10 Things You Should Know About Medicare Part B

1. Medicare Part B is one of the two components of Medicare that is covered 100% of the time, no matter whether you have government-sponsored Original Medicare or a Medicare Advantage Plan operated by a private business. If you do not have Original Medicare, then your private insurance alternative is required by law to provide at least as much coverage as Original Medicare would under Part B. Your private firm may, at its discretion, offer an additional level of coverage for procedures Medicare does not insure.

2. When you enroll in Medicare Part B, you will be expected to begin paying a monthly premium for your Part B services. You will still be expected to pay this premium even if you do not require any Medicare Part B services for some time. The premium should be understood separately from the deductible, which is the amount you pay under Medicare Part A coverage before your full benefits will "kick in." A monthly premium is similar to other kinds of insurance premiums, which you pay every month regardless of use.

3. Your Medicare premium is generally very low, and will take into account your income level. According to current rules, less than five percent of Medicare beneficiaries will find their income is high enough to pay an expanded premium. Those who are expected to pay an additional premium amount will be contacted directly by Medicare. Generally, only people with a household income in excess of $170,000 will have to be concerned about paying a higher premium. All others will pay at the standard rate.

4. Medicare Part B is termed "medical insurance" and covers services and supplies as well as some preventative services. If you need home medical equipment such as oxygen or require a prosthetic limb or mobility device, all of these items will fall under your Medicare Part B coverage. Another way to understand Medicare Part B insurance is as "outpatient" insurance. Procedures that do not require you to visit or stay at a hospital are generally within the realm of Medicare Part B.

5. Medicare Part B is usually seen as a "bundle" with Medicare Part A. In just about every case, you will become eligible to receive Medicare Part B and Medicare Part A at the same time, beginning when you turn sixty-five. Although you will still be eligible, you will have to sign up for Medicare Part A and Medicare Part B manually if you are not yet receiving Social Security retirement benefits because you are still working. Whether you have filed for Social Security or not, you can receive Medicare Part A if you have paid Medicare taxes for ten years. You may be eligible for Part B separately from Part A if you are a U.S. citizen or legal permanent resident who has been in the country for five consecutive years.

6. When you enroll into government-backed Original Medicare, you will almost always have access to Medicare Part A and Medicare Part B. If you leave Original Medicare in favor of a Medicare Advantage Plan, your Advantage Plan is required to cover all of the same items that Original Medicare would cover. People may choose Advantage Plans in order to get additional coverage they would not be eligible for under Original Medicare.

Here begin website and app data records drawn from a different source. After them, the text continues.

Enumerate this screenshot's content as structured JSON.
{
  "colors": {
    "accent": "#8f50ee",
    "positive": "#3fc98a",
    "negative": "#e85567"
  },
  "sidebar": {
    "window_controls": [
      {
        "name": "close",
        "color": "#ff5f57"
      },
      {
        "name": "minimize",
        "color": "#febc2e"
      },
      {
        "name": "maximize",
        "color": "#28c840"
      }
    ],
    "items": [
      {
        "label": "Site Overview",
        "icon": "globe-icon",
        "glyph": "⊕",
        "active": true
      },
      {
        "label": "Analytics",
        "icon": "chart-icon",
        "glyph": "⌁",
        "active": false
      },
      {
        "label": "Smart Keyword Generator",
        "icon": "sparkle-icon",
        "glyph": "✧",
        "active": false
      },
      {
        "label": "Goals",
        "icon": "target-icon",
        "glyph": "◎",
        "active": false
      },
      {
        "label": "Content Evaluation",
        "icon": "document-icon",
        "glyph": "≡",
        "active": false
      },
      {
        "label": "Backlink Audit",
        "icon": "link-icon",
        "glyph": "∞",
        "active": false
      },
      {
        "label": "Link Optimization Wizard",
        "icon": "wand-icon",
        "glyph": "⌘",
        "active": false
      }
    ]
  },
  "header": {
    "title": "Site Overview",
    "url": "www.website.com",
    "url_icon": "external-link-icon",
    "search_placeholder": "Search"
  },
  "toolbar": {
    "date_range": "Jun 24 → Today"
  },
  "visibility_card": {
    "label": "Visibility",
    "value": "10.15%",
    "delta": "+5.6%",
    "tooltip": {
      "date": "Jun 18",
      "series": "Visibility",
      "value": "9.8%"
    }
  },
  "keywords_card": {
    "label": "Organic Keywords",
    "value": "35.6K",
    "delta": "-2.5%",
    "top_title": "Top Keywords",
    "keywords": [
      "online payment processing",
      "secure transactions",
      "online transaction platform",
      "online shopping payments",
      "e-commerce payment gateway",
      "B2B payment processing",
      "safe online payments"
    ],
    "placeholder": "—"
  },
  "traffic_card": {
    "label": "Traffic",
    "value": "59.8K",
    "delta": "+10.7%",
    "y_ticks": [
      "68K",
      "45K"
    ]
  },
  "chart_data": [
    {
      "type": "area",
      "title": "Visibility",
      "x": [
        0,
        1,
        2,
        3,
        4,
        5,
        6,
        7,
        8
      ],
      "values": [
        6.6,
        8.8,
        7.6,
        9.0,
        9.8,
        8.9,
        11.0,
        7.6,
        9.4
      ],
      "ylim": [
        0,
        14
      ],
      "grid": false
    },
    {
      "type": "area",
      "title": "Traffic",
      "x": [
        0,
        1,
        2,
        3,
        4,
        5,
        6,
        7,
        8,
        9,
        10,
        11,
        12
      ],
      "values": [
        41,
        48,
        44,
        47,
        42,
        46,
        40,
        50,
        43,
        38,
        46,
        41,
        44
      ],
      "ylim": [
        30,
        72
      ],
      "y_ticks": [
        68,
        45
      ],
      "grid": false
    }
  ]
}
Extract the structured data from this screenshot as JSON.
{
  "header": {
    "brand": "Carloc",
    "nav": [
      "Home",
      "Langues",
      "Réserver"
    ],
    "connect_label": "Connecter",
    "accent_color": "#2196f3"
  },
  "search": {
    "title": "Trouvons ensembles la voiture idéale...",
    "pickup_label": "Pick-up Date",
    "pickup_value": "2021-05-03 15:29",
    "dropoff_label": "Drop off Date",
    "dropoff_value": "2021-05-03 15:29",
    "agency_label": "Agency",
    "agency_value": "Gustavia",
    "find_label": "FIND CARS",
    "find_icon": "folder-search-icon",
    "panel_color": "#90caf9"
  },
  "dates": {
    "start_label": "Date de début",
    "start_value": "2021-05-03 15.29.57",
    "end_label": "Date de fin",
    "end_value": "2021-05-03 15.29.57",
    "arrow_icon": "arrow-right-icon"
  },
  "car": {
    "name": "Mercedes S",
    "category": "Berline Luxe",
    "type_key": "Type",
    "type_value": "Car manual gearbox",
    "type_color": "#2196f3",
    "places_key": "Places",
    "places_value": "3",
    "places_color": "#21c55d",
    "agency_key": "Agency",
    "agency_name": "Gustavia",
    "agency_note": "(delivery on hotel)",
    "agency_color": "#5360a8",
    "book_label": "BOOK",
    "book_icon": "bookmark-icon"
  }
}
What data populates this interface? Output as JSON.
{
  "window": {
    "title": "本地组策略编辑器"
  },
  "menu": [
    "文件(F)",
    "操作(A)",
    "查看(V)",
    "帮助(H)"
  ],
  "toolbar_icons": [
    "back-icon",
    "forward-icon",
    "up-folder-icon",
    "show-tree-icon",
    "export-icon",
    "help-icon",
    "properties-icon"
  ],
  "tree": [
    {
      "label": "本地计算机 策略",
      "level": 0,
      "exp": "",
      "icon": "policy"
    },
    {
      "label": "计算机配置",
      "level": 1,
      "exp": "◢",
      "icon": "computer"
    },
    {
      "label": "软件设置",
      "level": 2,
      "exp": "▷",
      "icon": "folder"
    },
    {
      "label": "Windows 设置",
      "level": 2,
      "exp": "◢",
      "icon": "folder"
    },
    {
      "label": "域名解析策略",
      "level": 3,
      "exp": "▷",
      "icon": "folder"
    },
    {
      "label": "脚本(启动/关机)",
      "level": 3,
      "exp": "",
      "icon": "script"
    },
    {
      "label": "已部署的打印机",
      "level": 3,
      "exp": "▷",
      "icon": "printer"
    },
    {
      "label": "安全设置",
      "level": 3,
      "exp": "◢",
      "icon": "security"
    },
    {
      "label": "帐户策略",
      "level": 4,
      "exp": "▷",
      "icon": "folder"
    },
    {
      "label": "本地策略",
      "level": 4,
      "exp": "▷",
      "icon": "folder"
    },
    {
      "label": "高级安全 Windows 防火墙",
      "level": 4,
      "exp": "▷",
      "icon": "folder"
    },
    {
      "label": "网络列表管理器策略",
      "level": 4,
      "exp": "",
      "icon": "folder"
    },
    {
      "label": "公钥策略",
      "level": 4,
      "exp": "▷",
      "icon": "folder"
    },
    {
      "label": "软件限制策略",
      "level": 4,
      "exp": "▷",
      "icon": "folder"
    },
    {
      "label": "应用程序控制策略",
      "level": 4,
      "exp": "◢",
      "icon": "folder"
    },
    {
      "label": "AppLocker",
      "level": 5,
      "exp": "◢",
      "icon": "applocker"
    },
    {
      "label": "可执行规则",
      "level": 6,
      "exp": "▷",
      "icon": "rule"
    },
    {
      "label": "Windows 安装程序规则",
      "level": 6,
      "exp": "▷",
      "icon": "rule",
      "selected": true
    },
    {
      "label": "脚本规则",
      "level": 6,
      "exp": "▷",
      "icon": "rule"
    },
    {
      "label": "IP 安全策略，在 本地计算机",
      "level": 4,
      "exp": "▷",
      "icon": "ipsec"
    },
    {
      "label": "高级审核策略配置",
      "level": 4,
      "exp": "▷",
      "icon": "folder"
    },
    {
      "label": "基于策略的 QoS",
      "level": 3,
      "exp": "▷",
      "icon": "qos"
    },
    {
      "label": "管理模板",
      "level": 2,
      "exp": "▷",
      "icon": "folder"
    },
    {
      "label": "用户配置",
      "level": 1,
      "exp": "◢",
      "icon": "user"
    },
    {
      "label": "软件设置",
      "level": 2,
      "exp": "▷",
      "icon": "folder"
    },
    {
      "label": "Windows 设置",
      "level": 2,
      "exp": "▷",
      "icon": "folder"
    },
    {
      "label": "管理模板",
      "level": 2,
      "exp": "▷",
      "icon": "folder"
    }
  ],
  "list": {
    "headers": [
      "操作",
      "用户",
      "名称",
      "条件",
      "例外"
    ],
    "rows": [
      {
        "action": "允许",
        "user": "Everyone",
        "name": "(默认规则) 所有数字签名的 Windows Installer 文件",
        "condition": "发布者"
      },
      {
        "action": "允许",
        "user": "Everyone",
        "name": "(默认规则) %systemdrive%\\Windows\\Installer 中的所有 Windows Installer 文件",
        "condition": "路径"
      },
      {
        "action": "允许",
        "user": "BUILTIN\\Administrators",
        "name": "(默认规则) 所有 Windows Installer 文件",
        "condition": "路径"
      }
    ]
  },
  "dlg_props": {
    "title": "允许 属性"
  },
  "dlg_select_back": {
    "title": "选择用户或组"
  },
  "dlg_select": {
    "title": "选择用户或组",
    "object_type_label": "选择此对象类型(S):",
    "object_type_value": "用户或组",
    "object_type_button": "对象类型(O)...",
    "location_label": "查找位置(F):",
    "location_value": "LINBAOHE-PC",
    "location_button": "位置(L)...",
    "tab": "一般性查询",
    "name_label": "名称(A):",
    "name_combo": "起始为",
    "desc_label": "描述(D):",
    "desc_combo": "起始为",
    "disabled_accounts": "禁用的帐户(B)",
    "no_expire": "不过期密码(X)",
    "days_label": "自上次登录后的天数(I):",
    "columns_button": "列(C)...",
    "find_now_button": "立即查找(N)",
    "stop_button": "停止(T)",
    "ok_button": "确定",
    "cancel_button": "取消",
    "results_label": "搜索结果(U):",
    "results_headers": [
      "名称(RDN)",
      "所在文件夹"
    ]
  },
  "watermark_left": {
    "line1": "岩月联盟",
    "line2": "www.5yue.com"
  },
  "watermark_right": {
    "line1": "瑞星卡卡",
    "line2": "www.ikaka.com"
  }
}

7. Medicare Part B may require additional paperwork to meet some of your needs. For example, you may need a "Certificate of Medical Necessity" to receive services including home oxygen equipment. Your doctor or healthcare facility will have this paperwork on file. You should keep an eye on your Medicare Summary Notice and stay in contact with your healthcare facility to make sure everything you need is sent to Medicare.

8. Medicare Part B is notorious for limited coverage in some areas of healthcare. These include vision and hearing, for example. If you want routine eye exams and other eye care services to be covered under your plan, you should consider buying supplemental medical insurance. Your options for supplemental insurance include a variety of Medigap plans that can be combined with Original Medicare, or the supplements offered by private Medicare Advantage Plans. You are not eligible for Medigap under an Advantage Plan.

9. There is a large variety of screenings and preventative measures that Medicare Part B can cover. These include bone mass measurements, cardiovascular screenings, colon cancer, depression, diabetes, EKG, and many others. The majority of these are covered once a year. Some are seasonal, such as flu shots. Others, in very rare cases, may be covered only once during your lifetime. You may be surprised to learn that Medicare Part B will also cover a limited amount of counseling for weight loss and other issues.

10. It can be challenging to get certain kinds of services covered under Medicare Part B. This is especially true of "Durable Medical Equipment" -- including anything you use over and over, like mobility aids. To make sure that your claim for these items is accepted, get a prescription from a physician. A specialist who focuses on your problem may be more expensive to visit, but his or her word tends to be more convincing.